(Stored items from a collection)
# # # # # # #

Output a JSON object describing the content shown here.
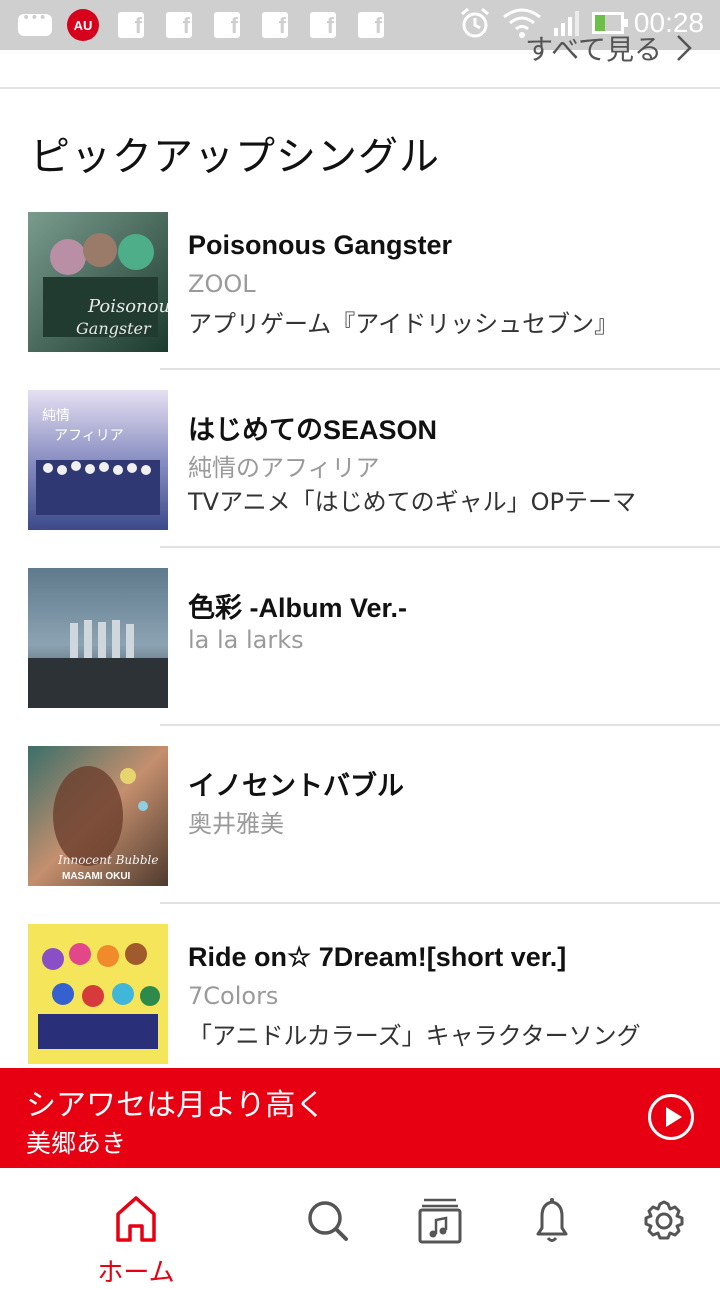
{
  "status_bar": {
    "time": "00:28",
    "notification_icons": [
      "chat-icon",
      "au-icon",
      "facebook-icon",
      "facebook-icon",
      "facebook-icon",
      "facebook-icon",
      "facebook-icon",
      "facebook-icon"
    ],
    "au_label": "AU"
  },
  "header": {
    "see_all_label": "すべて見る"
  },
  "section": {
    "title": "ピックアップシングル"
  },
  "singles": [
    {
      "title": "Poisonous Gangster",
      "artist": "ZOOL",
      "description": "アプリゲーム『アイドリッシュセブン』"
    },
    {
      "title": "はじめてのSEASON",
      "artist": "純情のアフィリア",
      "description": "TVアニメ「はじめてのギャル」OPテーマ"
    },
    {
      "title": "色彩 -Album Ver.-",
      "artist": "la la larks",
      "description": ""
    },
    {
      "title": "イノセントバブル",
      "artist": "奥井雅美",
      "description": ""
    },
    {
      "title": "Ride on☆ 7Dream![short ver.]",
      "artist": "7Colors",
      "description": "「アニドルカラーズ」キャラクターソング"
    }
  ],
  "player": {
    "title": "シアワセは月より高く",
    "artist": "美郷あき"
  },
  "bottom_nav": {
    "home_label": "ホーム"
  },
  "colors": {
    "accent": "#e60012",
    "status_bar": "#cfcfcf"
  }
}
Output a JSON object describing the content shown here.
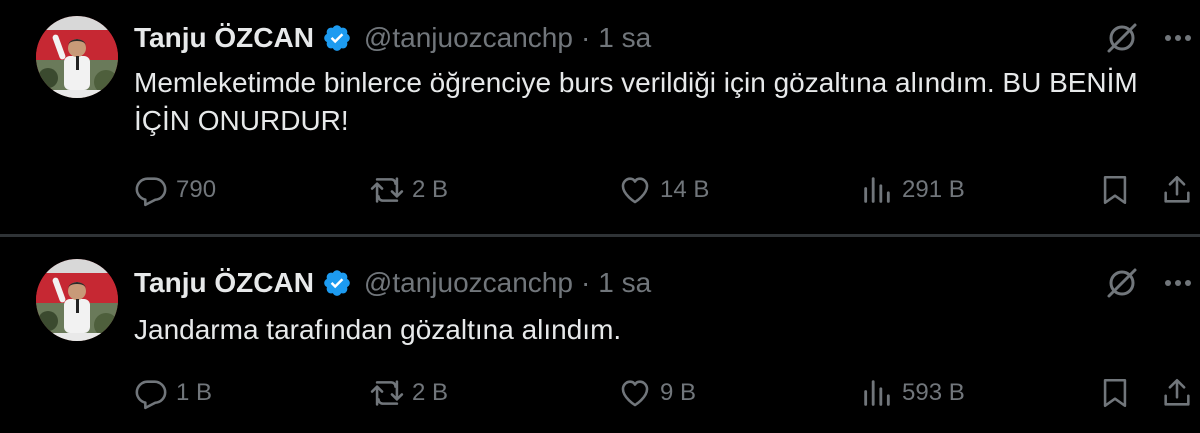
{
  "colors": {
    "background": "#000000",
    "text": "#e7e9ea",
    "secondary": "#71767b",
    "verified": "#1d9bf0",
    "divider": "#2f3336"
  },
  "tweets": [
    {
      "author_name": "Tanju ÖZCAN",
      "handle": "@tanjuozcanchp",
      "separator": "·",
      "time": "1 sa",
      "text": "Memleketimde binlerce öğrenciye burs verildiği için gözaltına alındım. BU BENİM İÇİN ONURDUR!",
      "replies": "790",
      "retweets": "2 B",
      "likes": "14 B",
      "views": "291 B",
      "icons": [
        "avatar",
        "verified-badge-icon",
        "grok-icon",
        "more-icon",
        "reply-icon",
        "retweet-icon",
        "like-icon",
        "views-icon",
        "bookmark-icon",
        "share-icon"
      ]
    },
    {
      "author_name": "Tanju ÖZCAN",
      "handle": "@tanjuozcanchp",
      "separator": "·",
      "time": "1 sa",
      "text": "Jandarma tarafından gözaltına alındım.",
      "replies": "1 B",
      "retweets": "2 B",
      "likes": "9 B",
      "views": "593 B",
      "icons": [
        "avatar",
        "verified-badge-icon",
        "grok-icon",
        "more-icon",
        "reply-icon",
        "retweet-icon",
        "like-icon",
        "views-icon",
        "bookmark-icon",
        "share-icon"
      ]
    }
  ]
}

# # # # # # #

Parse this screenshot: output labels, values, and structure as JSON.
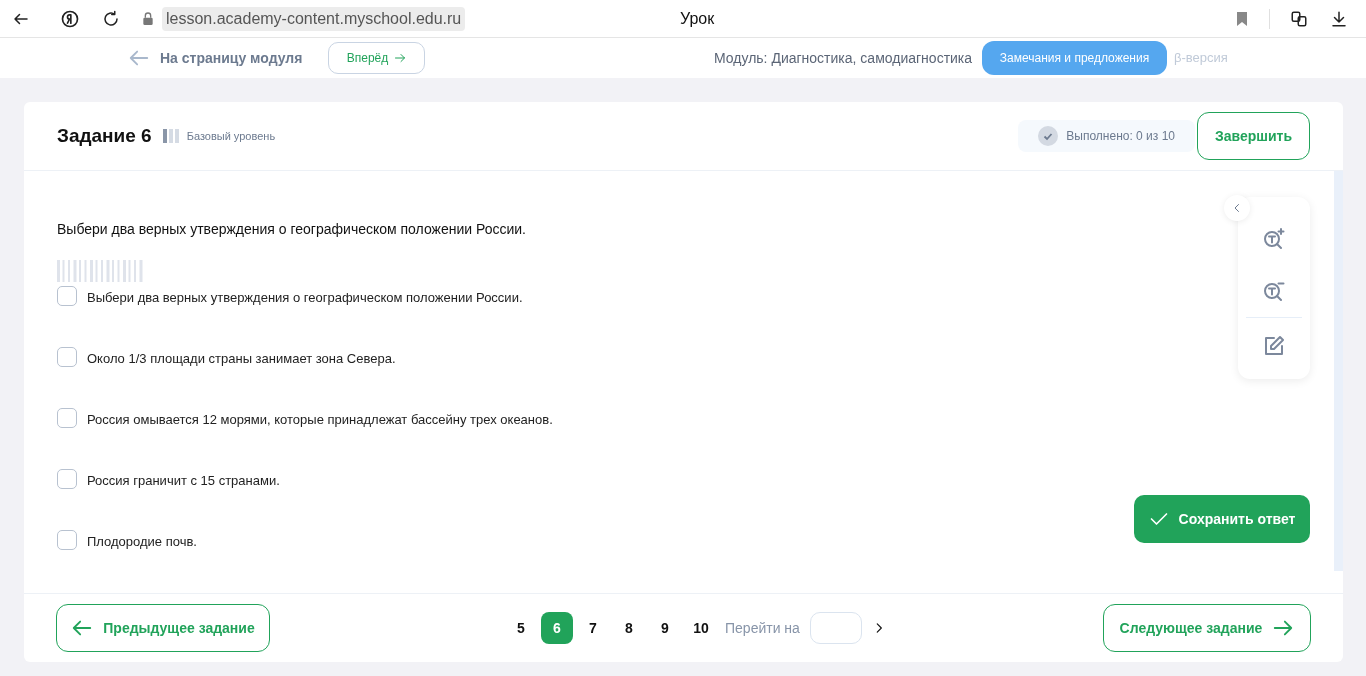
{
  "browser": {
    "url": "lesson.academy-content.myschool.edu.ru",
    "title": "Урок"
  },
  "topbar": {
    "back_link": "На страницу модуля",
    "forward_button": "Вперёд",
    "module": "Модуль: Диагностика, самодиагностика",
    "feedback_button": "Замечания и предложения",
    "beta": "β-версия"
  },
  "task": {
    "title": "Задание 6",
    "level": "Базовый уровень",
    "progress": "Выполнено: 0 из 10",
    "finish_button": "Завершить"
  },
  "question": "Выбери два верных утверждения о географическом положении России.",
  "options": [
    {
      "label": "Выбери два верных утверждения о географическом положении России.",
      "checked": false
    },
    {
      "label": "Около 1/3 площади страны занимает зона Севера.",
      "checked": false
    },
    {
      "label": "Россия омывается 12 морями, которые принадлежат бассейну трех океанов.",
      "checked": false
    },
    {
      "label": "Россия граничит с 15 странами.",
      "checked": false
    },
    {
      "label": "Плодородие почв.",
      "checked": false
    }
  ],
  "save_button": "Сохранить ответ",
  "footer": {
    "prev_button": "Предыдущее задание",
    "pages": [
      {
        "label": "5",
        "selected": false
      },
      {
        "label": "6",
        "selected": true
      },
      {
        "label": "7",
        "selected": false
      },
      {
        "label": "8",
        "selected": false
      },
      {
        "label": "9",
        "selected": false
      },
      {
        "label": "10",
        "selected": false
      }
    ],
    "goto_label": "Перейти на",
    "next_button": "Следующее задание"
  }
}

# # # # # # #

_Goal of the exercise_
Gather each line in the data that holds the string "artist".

_Written solution_
      "artist": "ZOOL",
      "artist": "純情のアフィリア",
      "artist": "la la larks",
      "artist": "奥井雅美",
      "artist": "7Colors",
    "artist": "美郷あき"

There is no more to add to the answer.